Applying directly to a company is something that happens often. Most careers sites allow you to submit a “general resume” or to “put your resume on file” for future openings. I’ve had many candidates reach out to me directly when I was a recruiter asking me to consider them or keep their resume on file even though there wasn’t a job available at the moment.
I’m sure many of you out there are wondering, when you apply to a company but not for a specific job, what happens next? What can you expect? In most cases, one of two things are going to happen…
The most likely scenario
What’s most likely to happen is that your resume is simply “kept on file” which means it gets loaded into the ATS (Applicant Tracking System) and just sits there for a while. Those databases have hundreds of thousands of resumes in them – many hundreds coming in per day for a popular company. So I can tell you that most of the time, no one is actively screening every “general” resume that comes through the online careers website.
However, many recruiters do use the key word search feature in their ATS when they open a new job. This means that when a job opens up a month down the line and they are looking for someone with experience working in Salesforce, your resume submitted last month (with Salesforce experience) will pop up. So if you have unique skills that the company is likely to look for in the future, you may just get found in “the black hole”.
The best possible scenario
Now I’m not saying this happens all the time but there is a best case scenario here. That scenario (the one we’re all hoping for!) is having your resume read and reviewed by the right person. Even better (and more rare) is to have it be a fit for an un-posted job or be such a strong/unique resume that the company wants to chat with you on an informational basis.
For really small companies that have an email listed on their website versus an “apply online” process this is a lot more likely to happen. It’s also more likely to happen if you are able to ask someone within the company to refer you (check out: how to ask for a referral) and that’s the avenue in which the recruiter receives the resume. I’ve done many informational interviews with candidates who were referred and endorsed by people within the company.
Though it won’t land you a job, an informational is still a step in the right direction. It gives you a chance you build a relationship with the company so you can have a direct contact when a job does open up. And though it’s very rare, you may end up in exactly the right place at the right time and enter the interview process for an actual job that was un-posted or was about to open (check out: do companies post all of their jobs online).
The bottom line…
Is that your resume that’s submitted to be “kept on file” will just sit somewhere. For that reason, I wouldn’t advise that job seekers spend a ton of time sending general resumes all over the place because you’re a lot more likely to succeed when you apply for a specific job (that you’re qualified for).
That being said, if you truly have a dream company, or a great connection at a company you’d love to work for, go for it. There’s not a ton of harm in doing this as long as it’s not your only strategy.

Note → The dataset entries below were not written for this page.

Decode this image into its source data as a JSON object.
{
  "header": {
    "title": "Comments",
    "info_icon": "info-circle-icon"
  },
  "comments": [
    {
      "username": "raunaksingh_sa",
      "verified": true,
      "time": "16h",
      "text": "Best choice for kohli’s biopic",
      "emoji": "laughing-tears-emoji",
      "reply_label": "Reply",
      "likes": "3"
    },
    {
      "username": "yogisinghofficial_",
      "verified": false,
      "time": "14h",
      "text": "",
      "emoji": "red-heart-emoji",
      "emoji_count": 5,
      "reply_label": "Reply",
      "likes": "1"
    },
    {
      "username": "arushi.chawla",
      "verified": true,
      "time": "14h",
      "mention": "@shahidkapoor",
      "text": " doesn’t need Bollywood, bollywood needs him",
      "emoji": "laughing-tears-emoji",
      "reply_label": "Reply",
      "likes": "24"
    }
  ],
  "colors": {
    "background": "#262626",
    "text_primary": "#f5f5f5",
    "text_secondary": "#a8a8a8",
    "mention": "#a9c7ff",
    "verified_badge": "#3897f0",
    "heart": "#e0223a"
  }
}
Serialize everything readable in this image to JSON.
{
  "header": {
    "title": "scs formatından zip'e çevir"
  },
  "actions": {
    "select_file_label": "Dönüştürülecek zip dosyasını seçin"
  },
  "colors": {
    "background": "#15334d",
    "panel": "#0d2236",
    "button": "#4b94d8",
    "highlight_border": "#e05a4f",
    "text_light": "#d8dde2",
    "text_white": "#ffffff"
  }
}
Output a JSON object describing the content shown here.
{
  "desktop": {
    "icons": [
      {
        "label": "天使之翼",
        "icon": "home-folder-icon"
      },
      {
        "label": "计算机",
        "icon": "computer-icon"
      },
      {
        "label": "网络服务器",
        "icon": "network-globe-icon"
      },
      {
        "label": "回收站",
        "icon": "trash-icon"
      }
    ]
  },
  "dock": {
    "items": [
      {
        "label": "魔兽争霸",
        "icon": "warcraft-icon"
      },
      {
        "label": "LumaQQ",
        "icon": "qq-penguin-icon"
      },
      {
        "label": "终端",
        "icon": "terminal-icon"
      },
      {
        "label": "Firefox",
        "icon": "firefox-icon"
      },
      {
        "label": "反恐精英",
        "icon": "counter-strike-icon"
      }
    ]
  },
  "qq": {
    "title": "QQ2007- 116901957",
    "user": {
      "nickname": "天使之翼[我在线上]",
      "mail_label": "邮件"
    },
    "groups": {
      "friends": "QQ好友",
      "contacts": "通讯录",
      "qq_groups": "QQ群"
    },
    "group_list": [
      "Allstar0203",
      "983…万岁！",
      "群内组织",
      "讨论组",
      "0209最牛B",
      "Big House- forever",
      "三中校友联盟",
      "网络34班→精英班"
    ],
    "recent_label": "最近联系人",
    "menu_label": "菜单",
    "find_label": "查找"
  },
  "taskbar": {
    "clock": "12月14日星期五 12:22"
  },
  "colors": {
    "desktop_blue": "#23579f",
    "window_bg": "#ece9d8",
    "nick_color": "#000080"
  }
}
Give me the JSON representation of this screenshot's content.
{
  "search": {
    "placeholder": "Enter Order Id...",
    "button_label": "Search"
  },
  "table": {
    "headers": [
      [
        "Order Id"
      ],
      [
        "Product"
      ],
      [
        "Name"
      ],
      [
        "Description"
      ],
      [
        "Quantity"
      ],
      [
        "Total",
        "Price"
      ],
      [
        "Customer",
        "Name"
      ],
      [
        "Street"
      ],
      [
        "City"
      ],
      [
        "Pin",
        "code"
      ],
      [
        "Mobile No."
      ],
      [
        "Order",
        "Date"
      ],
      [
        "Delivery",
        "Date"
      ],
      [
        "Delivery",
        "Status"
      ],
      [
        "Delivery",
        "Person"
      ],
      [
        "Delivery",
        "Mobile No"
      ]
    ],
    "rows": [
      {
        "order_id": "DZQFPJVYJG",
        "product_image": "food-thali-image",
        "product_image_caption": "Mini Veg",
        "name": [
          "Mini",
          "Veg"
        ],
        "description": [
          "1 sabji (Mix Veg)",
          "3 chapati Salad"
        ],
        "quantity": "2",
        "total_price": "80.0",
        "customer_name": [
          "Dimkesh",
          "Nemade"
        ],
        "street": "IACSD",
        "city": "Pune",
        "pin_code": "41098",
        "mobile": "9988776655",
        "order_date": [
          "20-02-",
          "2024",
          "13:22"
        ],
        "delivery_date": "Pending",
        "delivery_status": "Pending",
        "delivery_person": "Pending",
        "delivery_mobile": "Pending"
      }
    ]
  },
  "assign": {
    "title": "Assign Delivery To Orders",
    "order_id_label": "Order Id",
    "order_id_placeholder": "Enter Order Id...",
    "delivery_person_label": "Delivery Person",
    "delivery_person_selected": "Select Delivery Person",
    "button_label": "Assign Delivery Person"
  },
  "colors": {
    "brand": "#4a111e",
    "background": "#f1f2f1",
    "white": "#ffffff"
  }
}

Anyone out there have success doing this? Would love to hear in the comments! And stay tuned for a future post on how to actually go about applying to a company without a specific job in mind.